Now consider adding your friends, peers from university, 50 colleagues per company and you change companies every 3 years for 30 years.

The numbers start to inflate. People change countries and industries. You build yourself a global network. Happy days.

Remember, just because you are not ‘using’ it doesn’t mean it’s not valuable and the longer you wait, the more likely those early connections will slip through the cracks.

So what are you waiting for? Join today! And while you’re at it, add me as a connection.

D-Day: The DTR Talk (Determine the Relationship)

Being the typical, young, male, commitment-phobe I am, I’ve had a few of these conversations. Some went better than others. All were uncomfortable. If I only knew…

Firstly I want to highlight I am no love doctor or dating coach, but relationships are an important factor of lifestyle design. More so for the location independent worker or globetrotter, as many people you meet won’t have your level of flexibility.

New Love

Ahh, new love, is there anything more exciting? The first few days, weeks or months after a chance encounter leads to meeting someone new and exciting. The first eye-gaze, the first joke, the first kiss, the first time you [adult reference]. Days filled with flirty text messages, stories, teasing and laughter. In the office it’s easy to spot. Cheeky grins and chuckles while typing an ‘important email’ – definitive signs of a flirty conversation. These days or weeks can become some of your fondest memories until…

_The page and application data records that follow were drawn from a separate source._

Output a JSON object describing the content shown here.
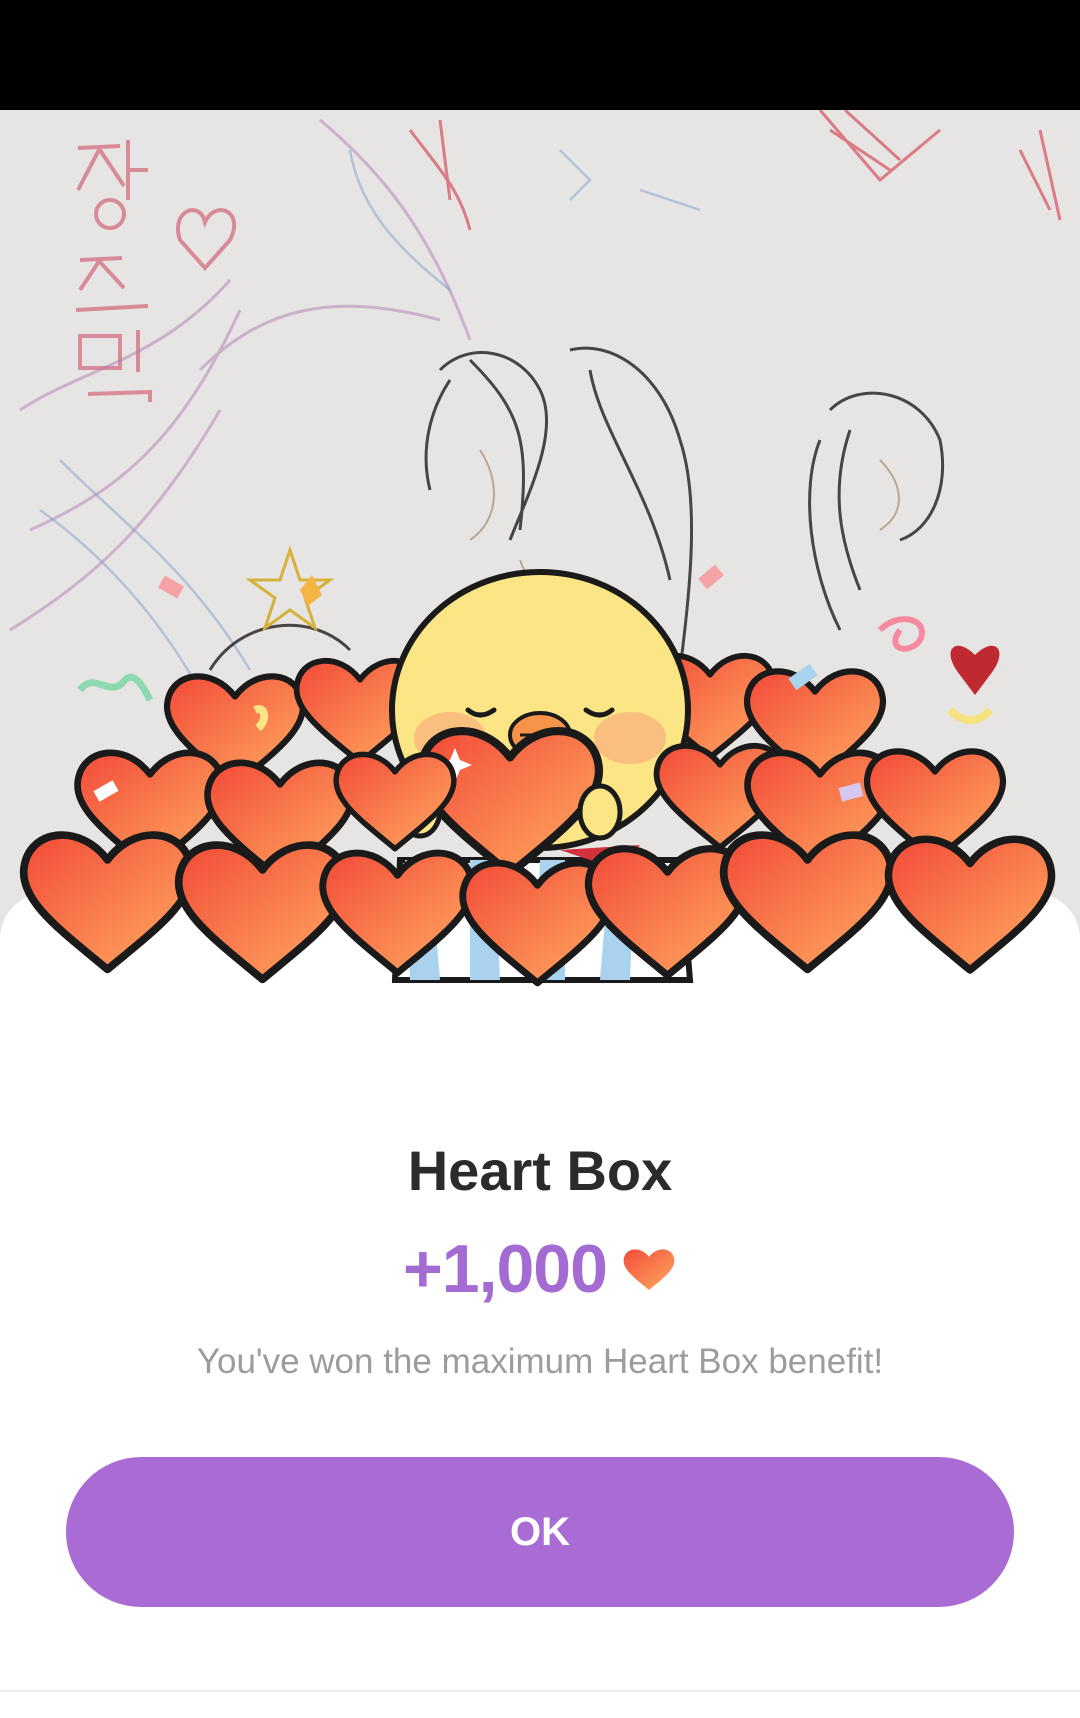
{
  "dialog": {
    "title": "Heart Box",
    "reward_amount": "+1,000",
    "reward_icon": "heart-icon",
    "description": "You've won the maximum Heart Box benefit!",
    "ok_label": "OK"
  },
  "background": {
    "drawing_text": "정소민"
  },
  "colors": {
    "accent_purple": "#a96cd5",
    "reward_purple": "#a46bd3",
    "heart_red": "#f2573f",
    "heart_orange": "#ffa25c",
    "chick_yellow": "#fbe584"
  }
}
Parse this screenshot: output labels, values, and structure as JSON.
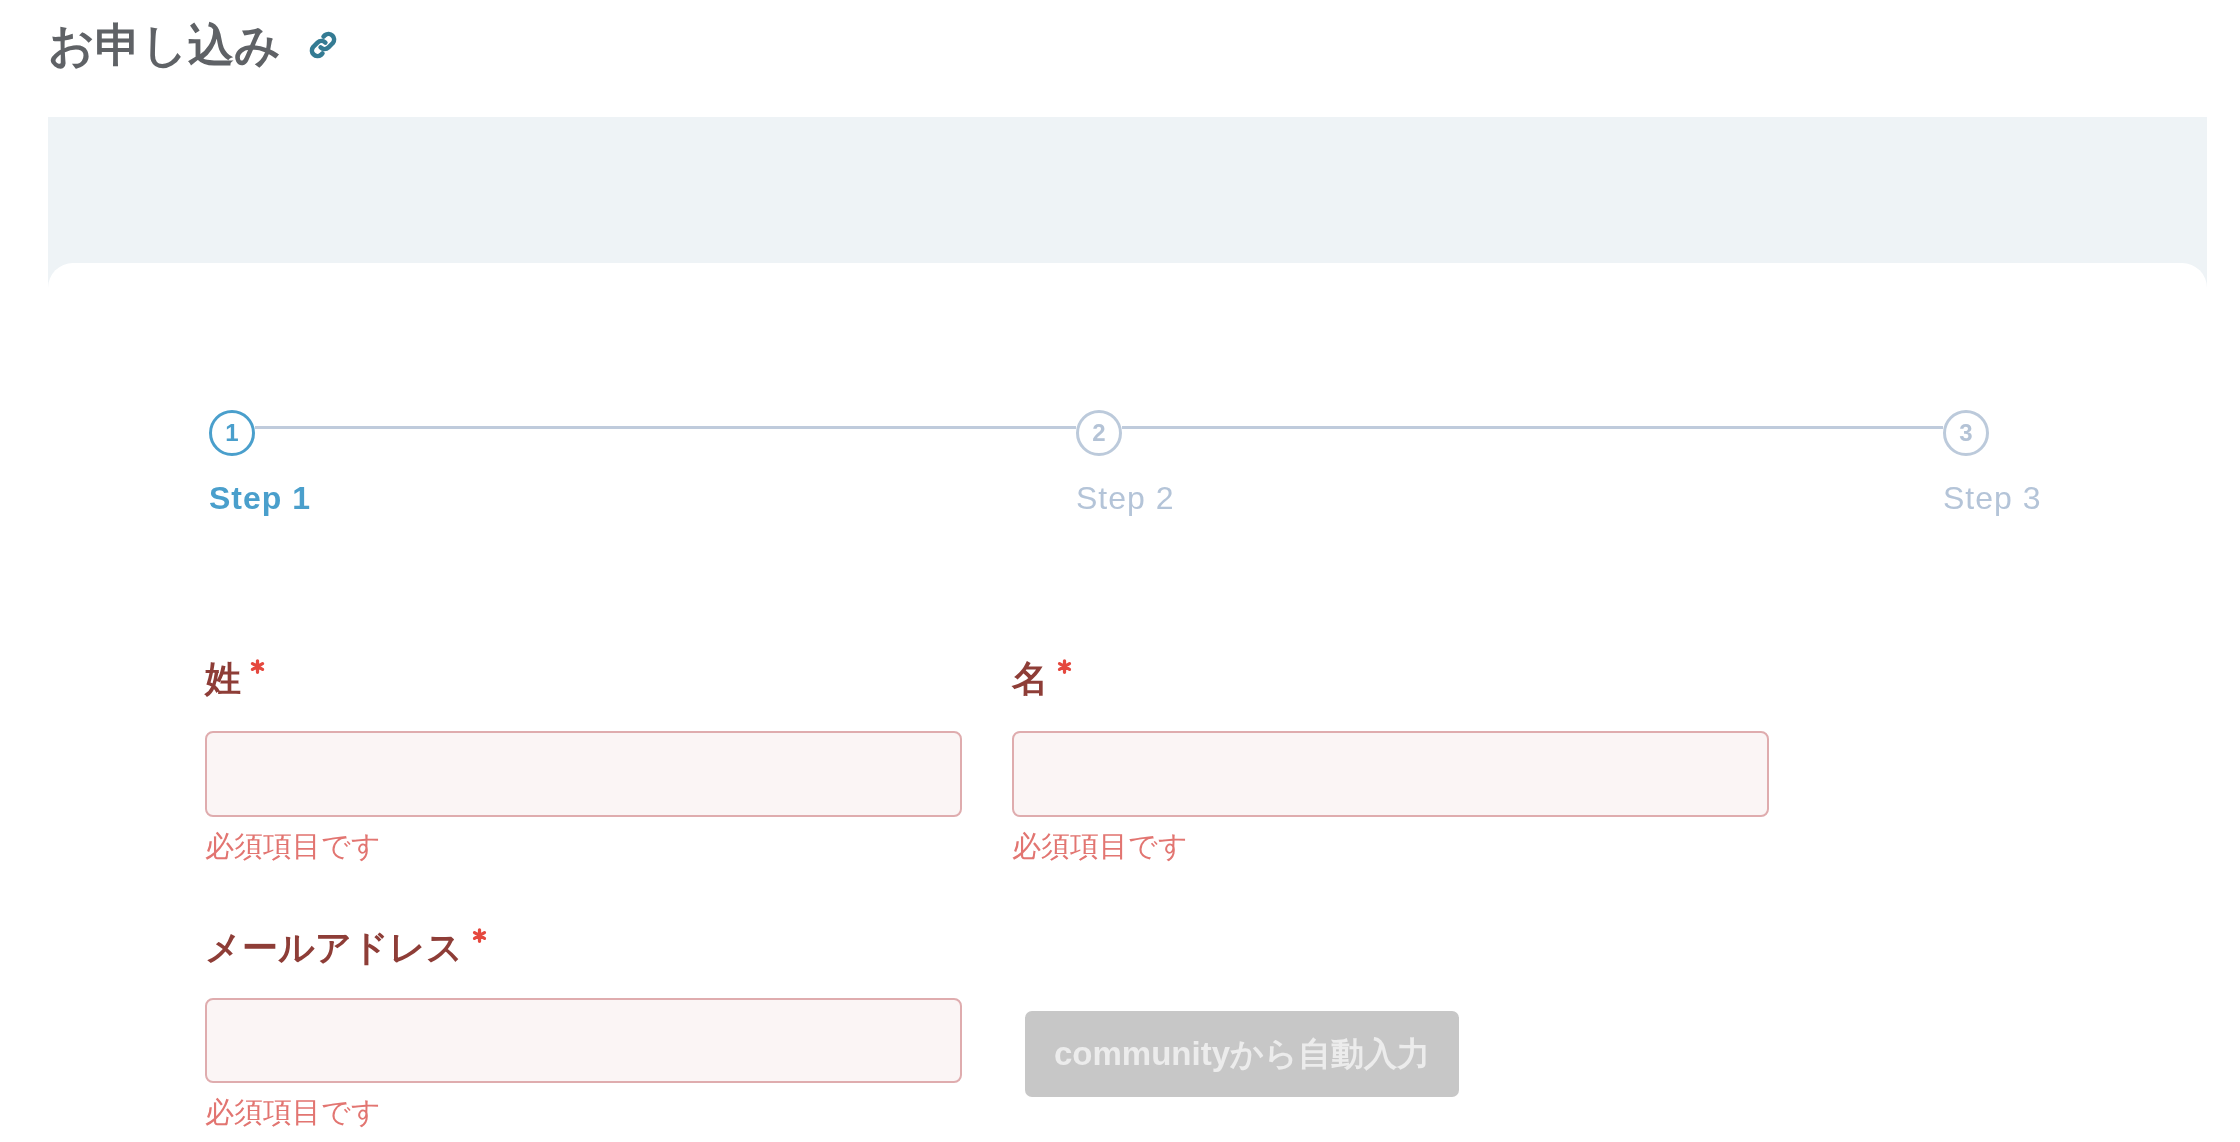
{
  "page": {
    "title": "お申し込み"
  },
  "stepper": {
    "steps": [
      {
        "number": "1",
        "label": "Step 1",
        "current": true
      },
      {
        "number": "2",
        "label": "Step 2",
        "current": false
      },
      {
        "number": "3",
        "label": "Step 3",
        "current": false
      }
    ]
  },
  "form": {
    "name_fields": [
      {
        "label": "姓",
        "required": true,
        "invalid": true,
        "error": "必須項目です"
      },
      {
        "label": "名",
        "required": true,
        "invalid": true,
        "error": "必須項目です"
      }
    ],
    "email_field": {
      "label": "メールアドレス",
      "required": true,
      "invalid": true,
      "error": "必須項目です"
    },
    "autofill_button": {
      "label": "communityから自動入力",
      "disabled": true
    }
  }
}
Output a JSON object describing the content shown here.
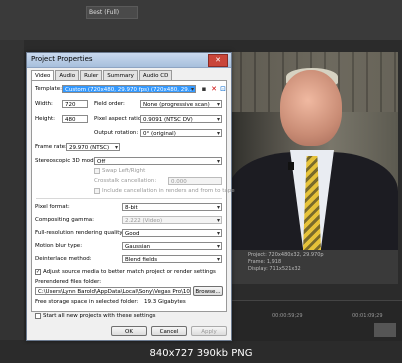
{
  "host": {
    "zoom_combo": "Best (Full)",
    "preview_info": [
      "Project: 720x480x32, 29.970p",
      "Frame: 1,918",
      "Display: 711x521x32"
    ],
    "timeline_marks": [
      "00:00:59;29",
      "00:01:09;29"
    ]
  },
  "dialog": {
    "title": "Project Properties",
    "close_label": "✕",
    "tabs": [
      "Video",
      "Audio",
      "Ruler",
      "Summary",
      "Audio CD"
    ],
    "template_label": "Template:",
    "template_value": "Custom (720x480, 29.970 fps) (720x480, 29...",
    "width_label": "Width:",
    "width_value": "720",
    "height_label": "Height:",
    "height_value": "480",
    "field_order_label": "Field order:",
    "field_order_value": "None (progressive scan)",
    "pixel_aspect_label": "Pixel aspect ratio:",
    "pixel_aspect_value": "0.9091 (NTSC DV)",
    "output_rotation_label": "Output rotation:",
    "output_rotation_value": "0° (original)",
    "frame_rate_label": "Frame rate:",
    "frame_rate_value": "29.970 (NTSC)",
    "stereo_label": "Stereoscopic 3D mode:",
    "stereo_value": "Off",
    "swap_label": "Swap Left/Right",
    "crosstalk_label": "Crosstalk cancellation:",
    "crosstalk_value": "0.000",
    "include_cancel_label": "Include cancellation in renders and from to tape",
    "pixel_format_label": "Pixel format:",
    "pixel_format_value": "8-bit",
    "compositing_label": "Compositing gamma:",
    "compositing_value": "2.222 (Video)",
    "render_quality_label": "Full-resolution rendering quality:",
    "render_quality_value": "Good",
    "motion_blur_label": "Motion blur type:",
    "motion_blur_value": "Gaussian",
    "deinterlace_label": "Deinterlace method:",
    "deinterlace_value": "Blend fields",
    "adjust_label": "Adjust source media to better match project or render settings",
    "prerendered_label": "Prerendered files folder:",
    "prerendered_value": "C:\\Users\\Lynn Barold\\AppData\\Local\\Sony\\Vegas Pro\\10.0\\",
    "browse_label": "Browse...",
    "free_storage_label": "Free storage space in selected folder:",
    "free_storage_value": "19.3 Gigabytes",
    "start_all_label": "Start all new projects with these settings",
    "ok_label": "OK",
    "cancel_label": "Cancel",
    "apply_label": "Apply"
  },
  "footer": {
    "caption": "840x727  390kb  PNG"
  }
}
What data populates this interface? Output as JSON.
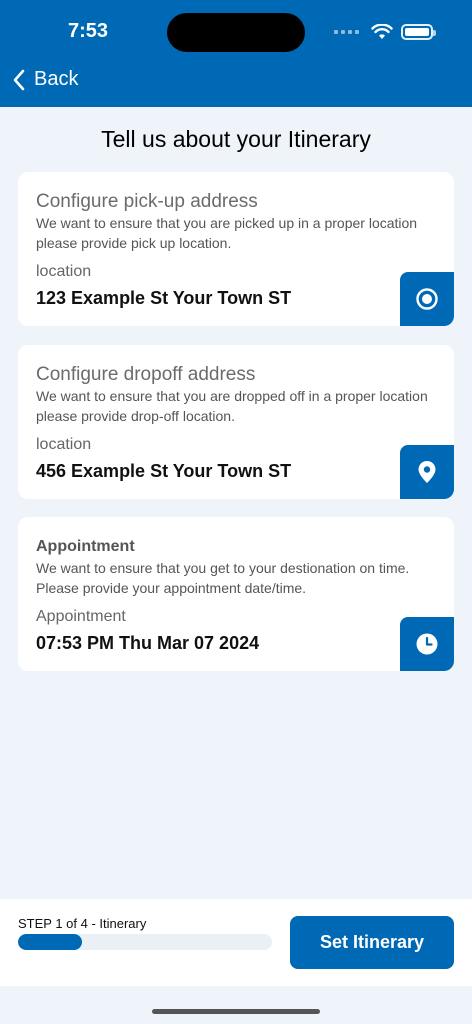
{
  "status_bar": {
    "time": "7:53"
  },
  "nav": {
    "back_label": "Back"
  },
  "page": {
    "title": "Tell us about your Itinerary"
  },
  "pickup": {
    "title": "Configure pick-up address",
    "description": "We want to ensure that you are picked up in a proper location please provide pick up location.",
    "field_label": "location",
    "value": "123 Example St Your Town ST",
    "icon": "radio-target-icon"
  },
  "dropoff": {
    "title": "Configure dropoff address",
    "description": "We want to ensure that you are dropped off in a proper location please provide drop-off location.",
    "field_label": "location",
    "value": "456 Example St Your Town ST",
    "icon": "map-pin-icon"
  },
  "appointment": {
    "title": "Appointment",
    "description": "We want to ensure that you get to your destionation on time. Please provide your appointment date/time.",
    "field_label": "Appointment",
    "value": "07:53 PM Thu Mar 07 2024",
    "icon": "clock-icon"
  },
  "footer": {
    "step_label": "STEP 1 of 4 - Itinerary",
    "progress_fraction": 0.25,
    "button_label": "Set Itinerary"
  },
  "colors": {
    "brand": "#0069b6",
    "background": "#eef4f9"
  }
}
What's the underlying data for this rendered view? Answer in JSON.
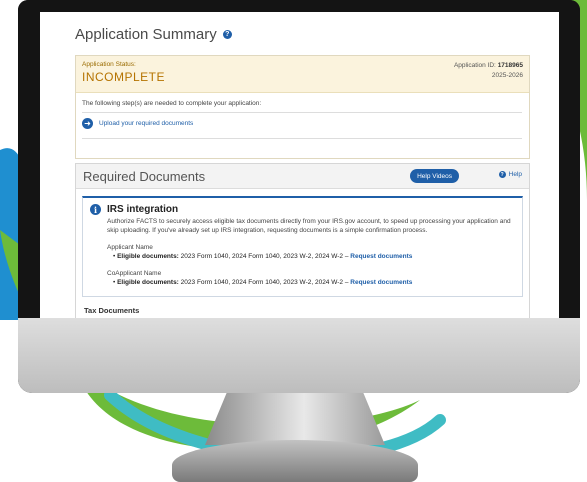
{
  "page": {
    "title": "Application Summary"
  },
  "status": {
    "label": "Application Status:",
    "value": "INCOMPLETE",
    "app_id_label": "Application ID:",
    "app_id_value": "1718965",
    "year": "2025-2026",
    "steps_text": "The following step(s) are needed to complete your application:",
    "upload_link": "Upload your required documents"
  },
  "required_docs": {
    "title": "Required Documents",
    "help_videos": "Help Videos",
    "help": "Help",
    "irs": {
      "title": "IRS integration",
      "description": "Authorize FACTS to securely access eligible tax documents directly from your IRS.gov account, to speed up processing your application and skip uploading. If you've already set up IRS integration, requesting documents is a simple confirmation process.",
      "applicant_name": "Applicant Name",
      "applicant_docs_label": "Eligible documents:",
      "applicant_docs": "2023 Form 1040, 2024 Form 1040, 2023 W-2, 2024 W-2 –",
      "coapplicant_name": "CoApplicant Name",
      "coapplicant_docs_label": "Eligible documents:",
      "coapplicant_docs": "2023 Form 1040, 2024 Form 1040, 2023 W-2, 2024 W-2 –",
      "request_link": "Request documents"
    },
    "tax_documents": "Tax Documents"
  },
  "colors": {
    "accent": "#1f5fa8",
    "status_orange": "#b57300",
    "green_decor": "#6dbb3a",
    "teal_decor": "#3fbcc4",
    "blue_decor": "#1f8fd0"
  }
}
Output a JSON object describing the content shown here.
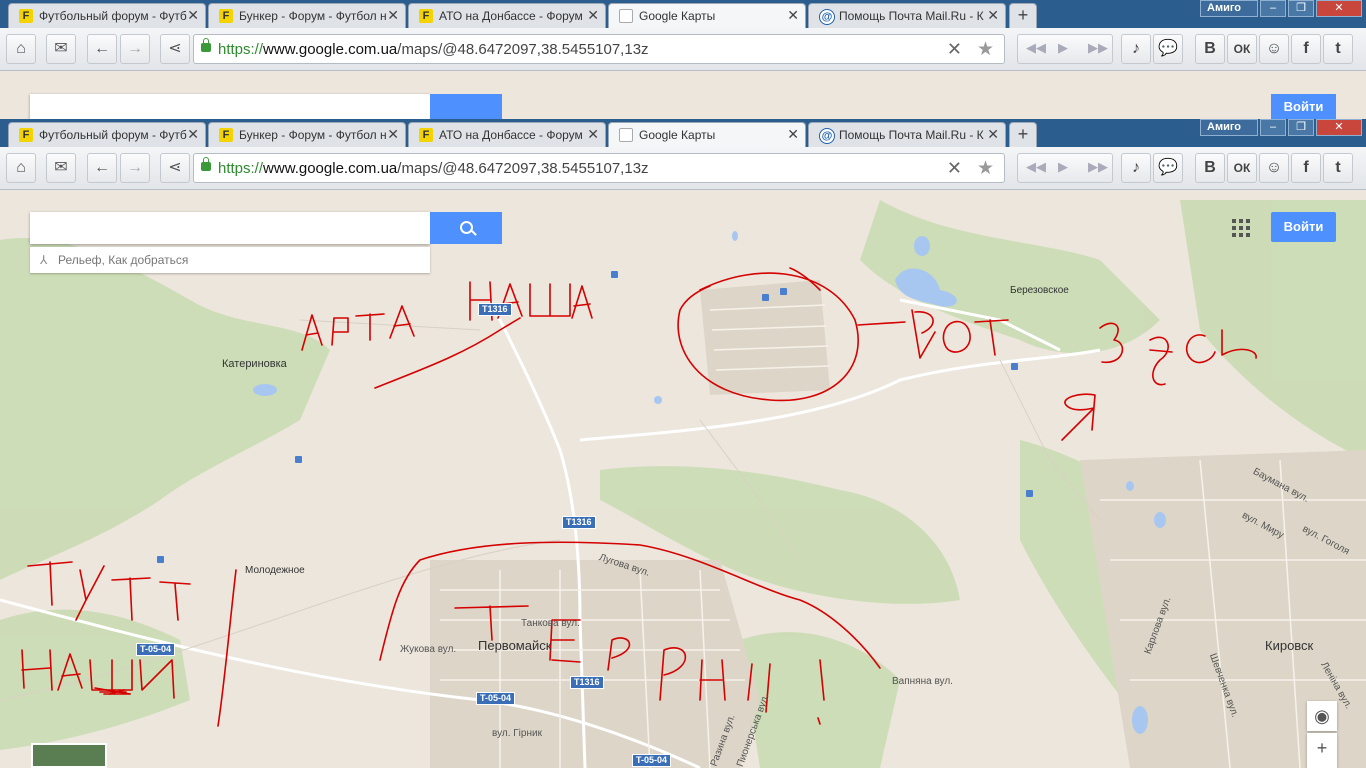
{
  "browser": {
    "tabs": [
      {
        "label": "Футбольный форум - Футб",
        "icon": "F"
      },
      {
        "label": "Бункер - Форум - Футбол н",
        "icon": "F"
      },
      {
        "label": "АТО на Донбассе - Форум",
        "icon": "F"
      },
      {
        "label": "Google Карты",
        "icon": "map"
      },
      {
        "label": "Помощь Почта Mail.Ru - К",
        "icon": "@"
      }
    ],
    "active_tab": 3,
    "new_tab_label": "+",
    "window": {
      "profile": "Амиго",
      "minimize": "–",
      "maximize": "❐",
      "close": "✕"
    },
    "address": {
      "scheme": "https://",
      "host": "www.google.com.ua",
      "path": "/maps/@48.6472097,38.5455107,13z"
    },
    "social_buttons": [
      "В",
      "ОК",
      "f",
      "t"
    ]
  },
  "maps": {
    "search_placeholder": "",
    "suggest_text": "Рельеф, Как добраться",
    "signin_label": "Войти",
    "labels": {
      "katerinovka": "Катериновка",
      "berezovskoe": "Березовское",
      "molodezhnoe": "Молодежное",
      "pervomaysk": "Первомайск",
      "kirovsk": "Кировск",
      "lugovaya": "Лугова вул.",
      "tankova": "Танкова вул.",
      "zhukova": "Жукова вул.",
      "girnik": "вул. Гірник",
      "vapnyana": "Вапняна вул.",
      "baumana": "Баумана вул.",
      "miru": "вул. Миру",
      "gogolya": "вул. Гоголя",
      "karlova": "Карлова вул.",
      "shevchenka": "Шевченка вул.",
      "lenina": "Леніна вул.",
      "razina": "Разина вул.",
      "pionerska": "Пионерська вул."
    },
    "roads": {
      "t1316_a": "T1316",
      "t1316_b": "T1316",
      "t1316_c": "T1316",
      "t0504_a": "T-05-04",
      "t0504_b": "T-05-04",
      "t0504_c": "T-05-04"
    }
  },
  "colors": {
    "map_bg": "#ece6dc",
    "green": "#c9dcb3",
    "water": "#a7c7f0",
    "road": "#ffffff",
    "annotation": "#d50000",
    "accent": "#4d90fe"
  }
}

D-Day: the day of the Determine the Relationship (DTR) conversation. This is the talk where your potential partner drops a question like “what’s happening between us?”, “where this is going?” or “my friends have been asking me about my relationship status on Facebook?”. You know it’s coming, but you never know just quite when, where or how. Sometimes it’ll be as obvious as a smack in the face, sometimes as subtle as… something really subtle. Typically face-to-face, occasionally on the phone – I’ve even had one over txt (gen-y in action) but it is bound to come.  Depending on how things are going so far and your situation in life, this conversation can be a huge weight off your chest or the uncomfortable moment you’ve been dreading. Either way, it’s an inevitable and important talk that will set foundations for the relationship and should not be overlooked.


Every relationship is different. People need to look inside at what they feel and outside at their circumstance before making a decision, but there are a few things you can do to make things smoother.

  1. Be Prepared. It’s going to happen sooner or later. Just knowing its coming will stop you being caught off guard.
  2. Control the environment. Don’t let an argument or a fight spark the conversation. Try to avoid having it in public or when you might be interrupted (like in the morning before work). If the environment isn’t right, move it. Tell them you understand this is an important conversation but you don’t feel this is the right time and place. Set a new time and place, somewhere you won’t be distracted.
  3. Be honest. Relationships are tricky. Sometimes you just don’t know. And deciding if you want to commit to someone is a massive decision. So if you don’t know where your head or your heart is, be honest. Talk through what you like and don’t like about the relationship. Talk through your life situation and the things that may be holding you back. If you’re not sure, say so. It’s unfair on the other person to be vague or deceptive because you need more time to figure things out.
  4. Accept the outcome. Usually this conversation will finish with 1 of 3 outcomes. Either you move forward with your relationship, you continue as things are to reassess in the future or you part ways to look for greener pastures. Whatever the case, be mature and accept the outcome. Don’t have a hissy fit if it doesn’t work out like your dreams (her offering a no strings attached relationship and all her friends are invited / him proposing while doing the dishes and calling your mum).
  5. Understand the outcome can change. Remember, whatever happens, you can usually change it. Sometimes, losing someone is the only way you realise how much you care for them (or how much they annoy you).

Ever had a weird, funny or scary DTR talk?